• **TASK DETAILS**
Below are records; give the number of their lines that contain "text", and only that number.

• **THE DATA**
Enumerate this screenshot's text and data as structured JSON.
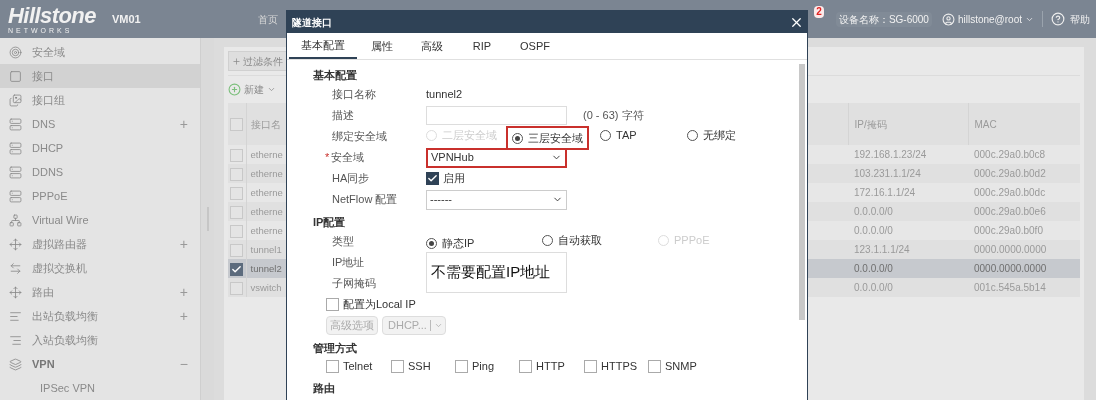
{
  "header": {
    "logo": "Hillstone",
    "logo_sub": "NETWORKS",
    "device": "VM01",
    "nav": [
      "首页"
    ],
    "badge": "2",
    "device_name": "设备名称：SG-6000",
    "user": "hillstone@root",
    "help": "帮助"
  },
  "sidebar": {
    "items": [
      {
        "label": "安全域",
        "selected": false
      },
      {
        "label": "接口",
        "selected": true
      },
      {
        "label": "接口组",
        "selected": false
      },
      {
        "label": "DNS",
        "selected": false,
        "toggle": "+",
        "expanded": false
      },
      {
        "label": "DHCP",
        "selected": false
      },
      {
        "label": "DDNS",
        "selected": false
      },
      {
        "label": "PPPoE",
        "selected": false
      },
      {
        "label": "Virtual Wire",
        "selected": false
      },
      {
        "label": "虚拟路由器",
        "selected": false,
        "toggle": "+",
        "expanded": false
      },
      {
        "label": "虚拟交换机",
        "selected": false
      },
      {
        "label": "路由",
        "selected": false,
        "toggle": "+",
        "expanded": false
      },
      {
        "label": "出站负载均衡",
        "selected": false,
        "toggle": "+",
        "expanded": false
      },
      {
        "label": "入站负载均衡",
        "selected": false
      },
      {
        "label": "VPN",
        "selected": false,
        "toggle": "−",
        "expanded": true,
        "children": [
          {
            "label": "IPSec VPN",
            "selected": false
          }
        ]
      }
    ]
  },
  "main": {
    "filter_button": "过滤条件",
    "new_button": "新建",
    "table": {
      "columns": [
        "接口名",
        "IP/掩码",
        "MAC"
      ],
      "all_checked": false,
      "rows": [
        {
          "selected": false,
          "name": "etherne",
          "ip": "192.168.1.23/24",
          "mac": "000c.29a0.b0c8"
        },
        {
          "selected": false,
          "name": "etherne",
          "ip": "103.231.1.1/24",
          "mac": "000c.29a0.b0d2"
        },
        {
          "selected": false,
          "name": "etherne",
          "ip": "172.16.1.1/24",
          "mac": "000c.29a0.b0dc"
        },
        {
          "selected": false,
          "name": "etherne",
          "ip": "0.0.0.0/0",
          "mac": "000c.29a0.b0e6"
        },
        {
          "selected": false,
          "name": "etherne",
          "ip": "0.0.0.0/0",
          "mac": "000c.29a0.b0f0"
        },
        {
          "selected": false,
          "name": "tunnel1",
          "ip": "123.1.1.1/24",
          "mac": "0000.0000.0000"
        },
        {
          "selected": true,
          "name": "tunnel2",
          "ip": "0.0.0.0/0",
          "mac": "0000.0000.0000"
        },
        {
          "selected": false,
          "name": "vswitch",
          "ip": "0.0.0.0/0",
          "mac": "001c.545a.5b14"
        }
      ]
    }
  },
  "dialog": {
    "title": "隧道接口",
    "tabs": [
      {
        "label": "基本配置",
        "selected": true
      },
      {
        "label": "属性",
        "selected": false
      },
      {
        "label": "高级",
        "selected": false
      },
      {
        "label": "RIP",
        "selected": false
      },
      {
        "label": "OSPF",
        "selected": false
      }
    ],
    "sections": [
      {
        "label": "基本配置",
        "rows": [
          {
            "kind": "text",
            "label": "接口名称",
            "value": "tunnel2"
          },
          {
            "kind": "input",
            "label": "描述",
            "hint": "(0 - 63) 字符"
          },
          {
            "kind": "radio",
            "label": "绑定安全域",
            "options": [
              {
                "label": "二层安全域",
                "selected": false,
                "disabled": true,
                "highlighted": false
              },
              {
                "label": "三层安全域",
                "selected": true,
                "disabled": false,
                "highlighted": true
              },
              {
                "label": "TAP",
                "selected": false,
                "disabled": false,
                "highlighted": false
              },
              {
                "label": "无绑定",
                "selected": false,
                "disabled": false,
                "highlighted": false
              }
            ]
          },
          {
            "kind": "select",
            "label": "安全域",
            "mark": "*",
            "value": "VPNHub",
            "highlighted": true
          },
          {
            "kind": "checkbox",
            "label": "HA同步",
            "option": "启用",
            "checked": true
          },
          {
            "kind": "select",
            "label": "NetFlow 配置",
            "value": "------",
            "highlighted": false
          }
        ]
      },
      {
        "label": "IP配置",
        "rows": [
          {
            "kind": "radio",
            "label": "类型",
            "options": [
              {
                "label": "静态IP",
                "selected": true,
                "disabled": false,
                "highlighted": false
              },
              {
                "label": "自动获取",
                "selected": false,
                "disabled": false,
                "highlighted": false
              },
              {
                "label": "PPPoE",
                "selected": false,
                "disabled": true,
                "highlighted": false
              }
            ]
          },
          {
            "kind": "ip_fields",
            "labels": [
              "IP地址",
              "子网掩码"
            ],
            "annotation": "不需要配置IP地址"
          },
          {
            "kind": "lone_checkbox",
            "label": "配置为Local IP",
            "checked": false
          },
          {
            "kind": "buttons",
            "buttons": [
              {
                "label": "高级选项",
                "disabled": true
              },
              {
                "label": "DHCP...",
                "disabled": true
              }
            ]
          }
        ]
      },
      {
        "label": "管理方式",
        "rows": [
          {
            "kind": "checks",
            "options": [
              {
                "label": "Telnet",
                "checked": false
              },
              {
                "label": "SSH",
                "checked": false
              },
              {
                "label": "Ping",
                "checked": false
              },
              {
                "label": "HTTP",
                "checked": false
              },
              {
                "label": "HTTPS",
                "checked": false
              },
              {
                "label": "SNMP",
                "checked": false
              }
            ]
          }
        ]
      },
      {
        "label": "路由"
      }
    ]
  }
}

• **TASK RESULT**
2